§ Problem to work on:
Extract the line that contains "Output a JSON" and every line after it to the end of the records below, exactly as written and nothing else.

═══ Material supplied

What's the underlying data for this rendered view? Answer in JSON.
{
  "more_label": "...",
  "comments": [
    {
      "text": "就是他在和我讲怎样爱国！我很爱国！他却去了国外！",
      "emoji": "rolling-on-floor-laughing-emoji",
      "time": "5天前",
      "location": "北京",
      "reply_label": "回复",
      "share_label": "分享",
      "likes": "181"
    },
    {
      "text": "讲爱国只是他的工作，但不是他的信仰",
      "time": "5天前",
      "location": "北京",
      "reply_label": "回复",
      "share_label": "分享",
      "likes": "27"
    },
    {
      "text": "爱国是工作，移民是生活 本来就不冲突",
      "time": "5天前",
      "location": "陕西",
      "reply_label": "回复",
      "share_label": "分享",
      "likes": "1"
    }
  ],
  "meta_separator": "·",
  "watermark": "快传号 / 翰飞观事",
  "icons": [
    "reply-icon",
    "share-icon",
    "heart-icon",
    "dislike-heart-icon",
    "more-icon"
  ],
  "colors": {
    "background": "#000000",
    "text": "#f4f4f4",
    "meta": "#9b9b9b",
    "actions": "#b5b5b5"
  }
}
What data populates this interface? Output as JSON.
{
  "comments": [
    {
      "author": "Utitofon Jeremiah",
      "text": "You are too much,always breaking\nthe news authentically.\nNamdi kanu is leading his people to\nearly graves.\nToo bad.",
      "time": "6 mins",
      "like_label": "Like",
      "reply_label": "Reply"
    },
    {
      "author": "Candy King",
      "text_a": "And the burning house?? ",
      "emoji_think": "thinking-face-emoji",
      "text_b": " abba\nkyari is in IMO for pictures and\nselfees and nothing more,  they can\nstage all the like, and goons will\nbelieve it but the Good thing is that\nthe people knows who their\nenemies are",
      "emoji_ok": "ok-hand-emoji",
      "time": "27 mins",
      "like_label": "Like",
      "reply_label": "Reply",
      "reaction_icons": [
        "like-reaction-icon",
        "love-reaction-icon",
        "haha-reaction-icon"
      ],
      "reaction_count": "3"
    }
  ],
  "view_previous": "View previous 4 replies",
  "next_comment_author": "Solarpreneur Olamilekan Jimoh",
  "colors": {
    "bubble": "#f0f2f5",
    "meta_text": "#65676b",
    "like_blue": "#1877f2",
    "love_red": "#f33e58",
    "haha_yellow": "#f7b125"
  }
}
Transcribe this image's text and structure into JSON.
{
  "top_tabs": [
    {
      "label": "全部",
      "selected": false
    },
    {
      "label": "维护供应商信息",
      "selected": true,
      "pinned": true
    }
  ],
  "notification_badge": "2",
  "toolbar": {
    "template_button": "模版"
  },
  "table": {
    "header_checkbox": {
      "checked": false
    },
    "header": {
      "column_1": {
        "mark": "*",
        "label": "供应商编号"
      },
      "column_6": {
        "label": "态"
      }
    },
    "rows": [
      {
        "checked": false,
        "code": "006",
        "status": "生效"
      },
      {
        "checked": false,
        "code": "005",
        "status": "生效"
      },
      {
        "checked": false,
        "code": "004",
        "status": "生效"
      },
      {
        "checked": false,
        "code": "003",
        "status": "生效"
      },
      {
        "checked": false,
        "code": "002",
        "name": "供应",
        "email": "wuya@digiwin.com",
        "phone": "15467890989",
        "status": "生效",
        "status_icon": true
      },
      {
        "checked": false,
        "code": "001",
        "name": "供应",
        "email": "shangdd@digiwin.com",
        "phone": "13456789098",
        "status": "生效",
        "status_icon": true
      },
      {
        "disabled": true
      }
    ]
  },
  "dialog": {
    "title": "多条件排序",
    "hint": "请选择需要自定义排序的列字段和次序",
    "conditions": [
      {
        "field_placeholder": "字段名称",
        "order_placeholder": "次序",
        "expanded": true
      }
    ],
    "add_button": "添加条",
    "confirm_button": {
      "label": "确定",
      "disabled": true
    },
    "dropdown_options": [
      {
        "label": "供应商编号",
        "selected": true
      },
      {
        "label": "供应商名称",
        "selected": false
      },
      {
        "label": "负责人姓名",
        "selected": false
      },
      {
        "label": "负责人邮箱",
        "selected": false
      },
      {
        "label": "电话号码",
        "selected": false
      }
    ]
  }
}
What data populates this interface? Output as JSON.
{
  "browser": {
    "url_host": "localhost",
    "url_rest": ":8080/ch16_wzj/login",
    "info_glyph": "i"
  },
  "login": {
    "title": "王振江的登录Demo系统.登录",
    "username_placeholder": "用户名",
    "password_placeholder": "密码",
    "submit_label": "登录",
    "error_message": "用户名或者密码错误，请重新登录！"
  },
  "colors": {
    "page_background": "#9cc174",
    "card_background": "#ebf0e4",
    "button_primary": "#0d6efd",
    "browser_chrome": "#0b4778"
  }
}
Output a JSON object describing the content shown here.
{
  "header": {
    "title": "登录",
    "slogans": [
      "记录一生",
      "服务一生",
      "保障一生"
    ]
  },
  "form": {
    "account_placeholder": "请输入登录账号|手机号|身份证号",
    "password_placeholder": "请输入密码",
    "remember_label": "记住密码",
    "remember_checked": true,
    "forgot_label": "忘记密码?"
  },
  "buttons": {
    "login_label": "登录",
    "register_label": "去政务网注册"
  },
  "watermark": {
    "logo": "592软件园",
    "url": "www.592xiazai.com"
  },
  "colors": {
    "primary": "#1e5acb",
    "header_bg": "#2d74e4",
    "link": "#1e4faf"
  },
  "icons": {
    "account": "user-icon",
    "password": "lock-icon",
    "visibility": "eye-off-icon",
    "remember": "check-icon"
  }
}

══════

§ Exercise answer:
Output a JSON object describing the content shown here.
{
  "header": {
    "title": "登录",
    "slogans": [
      "记录一生",
      "服务一生",
      "保障一生"
    ]
  },
  "form": {
    "account_placeholder": "请输入登录账号|手机号|身份证号",
    "password_placeholder": "请输入密码",
    "remember_label": "记住密码",
    "remember_checked": true,
    "forgot_label": "忘记密码?"
  },
  "buttons": {
    "login_label": "登录",
    "register_label": "去政务网注册"
  },
  "watermark": {
    "logo": "592软件园",
    "url": "www.592xiazai.com"
  },
  "colors": {
    "primary": "#1e5acb",
    "header_bg": "#2d74e4",
    "link": "#1e4faf"
  },
  "icons": {
    "account": "user-icon",
    "password": "lock-icon",
    "visibility": "eye-off-icon",
    "remember": "check-icon"
  }
}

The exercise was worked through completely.